▶ **Task details**:
For each line of the data below that holds "contact", copy the line.

[Collected data]
◆ ◆ ◆
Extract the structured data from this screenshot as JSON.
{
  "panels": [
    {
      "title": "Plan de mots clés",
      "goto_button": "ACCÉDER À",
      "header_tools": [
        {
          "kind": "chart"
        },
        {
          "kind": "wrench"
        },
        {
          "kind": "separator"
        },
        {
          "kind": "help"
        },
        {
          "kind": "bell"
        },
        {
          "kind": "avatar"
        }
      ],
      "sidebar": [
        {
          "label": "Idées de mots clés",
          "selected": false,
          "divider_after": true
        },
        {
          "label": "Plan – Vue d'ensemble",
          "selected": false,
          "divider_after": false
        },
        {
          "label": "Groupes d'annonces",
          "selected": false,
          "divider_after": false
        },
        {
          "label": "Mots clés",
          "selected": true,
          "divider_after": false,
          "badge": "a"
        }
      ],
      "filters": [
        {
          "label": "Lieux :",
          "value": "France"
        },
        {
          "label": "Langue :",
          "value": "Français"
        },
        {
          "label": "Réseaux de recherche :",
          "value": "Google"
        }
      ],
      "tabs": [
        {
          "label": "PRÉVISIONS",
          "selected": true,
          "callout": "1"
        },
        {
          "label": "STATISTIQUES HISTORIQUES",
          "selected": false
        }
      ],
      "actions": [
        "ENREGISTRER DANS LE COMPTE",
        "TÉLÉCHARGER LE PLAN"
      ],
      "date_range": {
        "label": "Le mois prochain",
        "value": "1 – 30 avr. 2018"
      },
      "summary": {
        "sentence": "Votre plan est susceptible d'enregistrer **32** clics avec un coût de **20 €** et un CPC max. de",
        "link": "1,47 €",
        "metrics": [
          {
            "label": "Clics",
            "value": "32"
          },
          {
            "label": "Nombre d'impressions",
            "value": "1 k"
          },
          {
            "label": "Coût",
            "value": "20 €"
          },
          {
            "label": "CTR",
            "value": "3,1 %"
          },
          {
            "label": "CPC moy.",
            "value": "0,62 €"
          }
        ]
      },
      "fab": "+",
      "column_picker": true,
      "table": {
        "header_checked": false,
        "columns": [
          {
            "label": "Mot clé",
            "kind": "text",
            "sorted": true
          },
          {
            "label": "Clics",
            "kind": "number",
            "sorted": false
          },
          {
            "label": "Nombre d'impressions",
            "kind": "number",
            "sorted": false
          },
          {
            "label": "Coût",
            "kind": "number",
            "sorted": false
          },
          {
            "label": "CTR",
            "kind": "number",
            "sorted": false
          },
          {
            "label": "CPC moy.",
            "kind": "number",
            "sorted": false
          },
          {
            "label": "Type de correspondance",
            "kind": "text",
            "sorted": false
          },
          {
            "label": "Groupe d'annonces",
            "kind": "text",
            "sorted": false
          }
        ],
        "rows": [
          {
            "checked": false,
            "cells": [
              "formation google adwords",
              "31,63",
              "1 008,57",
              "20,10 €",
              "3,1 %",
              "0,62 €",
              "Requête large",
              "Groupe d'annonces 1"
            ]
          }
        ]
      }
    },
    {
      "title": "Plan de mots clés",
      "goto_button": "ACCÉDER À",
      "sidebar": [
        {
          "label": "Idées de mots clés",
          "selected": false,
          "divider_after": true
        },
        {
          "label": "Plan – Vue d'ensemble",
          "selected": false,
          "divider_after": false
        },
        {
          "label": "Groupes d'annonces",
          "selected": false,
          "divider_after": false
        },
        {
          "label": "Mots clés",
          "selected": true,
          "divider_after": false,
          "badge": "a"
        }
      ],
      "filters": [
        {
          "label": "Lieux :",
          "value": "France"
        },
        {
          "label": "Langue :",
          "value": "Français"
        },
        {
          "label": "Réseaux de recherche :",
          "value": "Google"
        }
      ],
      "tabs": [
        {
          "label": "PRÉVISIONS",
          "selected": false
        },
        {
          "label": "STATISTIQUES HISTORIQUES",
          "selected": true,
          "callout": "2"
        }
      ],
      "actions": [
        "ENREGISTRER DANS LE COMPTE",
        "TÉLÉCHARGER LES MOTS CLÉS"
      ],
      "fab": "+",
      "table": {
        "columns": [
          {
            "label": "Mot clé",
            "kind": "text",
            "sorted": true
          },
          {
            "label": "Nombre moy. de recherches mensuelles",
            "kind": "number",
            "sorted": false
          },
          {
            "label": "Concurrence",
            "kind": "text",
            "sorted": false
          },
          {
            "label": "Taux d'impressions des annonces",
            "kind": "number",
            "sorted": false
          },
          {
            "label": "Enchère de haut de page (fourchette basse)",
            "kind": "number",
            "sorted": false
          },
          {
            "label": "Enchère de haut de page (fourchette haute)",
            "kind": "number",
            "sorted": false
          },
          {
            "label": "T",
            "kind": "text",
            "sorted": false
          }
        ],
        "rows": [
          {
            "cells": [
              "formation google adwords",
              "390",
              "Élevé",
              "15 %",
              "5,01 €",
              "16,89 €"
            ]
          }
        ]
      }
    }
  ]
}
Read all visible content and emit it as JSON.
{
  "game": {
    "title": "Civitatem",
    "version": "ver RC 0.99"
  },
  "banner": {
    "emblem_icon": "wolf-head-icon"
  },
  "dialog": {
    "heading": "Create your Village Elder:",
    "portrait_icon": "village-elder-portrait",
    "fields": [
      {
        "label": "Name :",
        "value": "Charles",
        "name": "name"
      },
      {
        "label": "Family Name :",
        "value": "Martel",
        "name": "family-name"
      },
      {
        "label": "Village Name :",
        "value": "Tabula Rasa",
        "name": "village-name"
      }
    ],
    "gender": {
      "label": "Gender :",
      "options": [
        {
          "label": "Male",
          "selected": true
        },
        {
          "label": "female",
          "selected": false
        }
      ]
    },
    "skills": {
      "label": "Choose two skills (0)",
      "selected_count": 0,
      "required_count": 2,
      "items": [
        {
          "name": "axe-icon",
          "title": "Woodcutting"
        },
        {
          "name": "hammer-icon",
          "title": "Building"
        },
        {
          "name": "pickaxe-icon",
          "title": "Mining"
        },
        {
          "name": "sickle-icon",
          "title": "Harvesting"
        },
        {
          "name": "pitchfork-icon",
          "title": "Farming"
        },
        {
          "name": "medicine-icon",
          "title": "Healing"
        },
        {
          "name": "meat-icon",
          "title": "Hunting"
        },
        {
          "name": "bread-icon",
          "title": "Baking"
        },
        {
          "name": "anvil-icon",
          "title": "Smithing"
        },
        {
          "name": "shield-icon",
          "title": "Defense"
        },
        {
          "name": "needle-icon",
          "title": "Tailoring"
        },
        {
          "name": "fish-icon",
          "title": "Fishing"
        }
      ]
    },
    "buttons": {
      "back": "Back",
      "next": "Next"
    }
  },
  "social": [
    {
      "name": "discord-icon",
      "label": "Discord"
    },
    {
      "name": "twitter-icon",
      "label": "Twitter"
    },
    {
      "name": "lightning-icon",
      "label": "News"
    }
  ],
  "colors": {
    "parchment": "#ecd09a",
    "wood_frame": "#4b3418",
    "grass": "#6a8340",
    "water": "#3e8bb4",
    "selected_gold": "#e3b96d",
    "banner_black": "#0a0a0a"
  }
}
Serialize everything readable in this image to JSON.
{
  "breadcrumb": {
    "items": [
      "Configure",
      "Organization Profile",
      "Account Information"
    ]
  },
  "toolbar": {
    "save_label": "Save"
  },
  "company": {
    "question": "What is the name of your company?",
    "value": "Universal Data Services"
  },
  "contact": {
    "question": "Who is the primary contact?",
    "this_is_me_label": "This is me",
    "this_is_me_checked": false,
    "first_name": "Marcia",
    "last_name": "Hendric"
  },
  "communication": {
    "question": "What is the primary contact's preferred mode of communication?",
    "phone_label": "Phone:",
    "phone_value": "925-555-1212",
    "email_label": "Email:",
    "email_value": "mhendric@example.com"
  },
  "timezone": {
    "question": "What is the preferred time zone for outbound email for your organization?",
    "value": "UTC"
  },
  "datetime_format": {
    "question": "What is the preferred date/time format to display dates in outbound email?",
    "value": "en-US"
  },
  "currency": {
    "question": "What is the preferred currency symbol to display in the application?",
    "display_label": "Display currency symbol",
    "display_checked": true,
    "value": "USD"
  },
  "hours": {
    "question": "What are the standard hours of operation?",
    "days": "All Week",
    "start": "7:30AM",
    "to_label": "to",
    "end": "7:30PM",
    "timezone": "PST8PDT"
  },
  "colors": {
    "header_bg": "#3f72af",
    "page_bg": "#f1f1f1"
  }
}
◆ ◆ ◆
▶ **Answer box**:
  "contact": {
    "question": "Who is the primary contact?",
    "question": "What is the primary contact's preferred mode of communication?",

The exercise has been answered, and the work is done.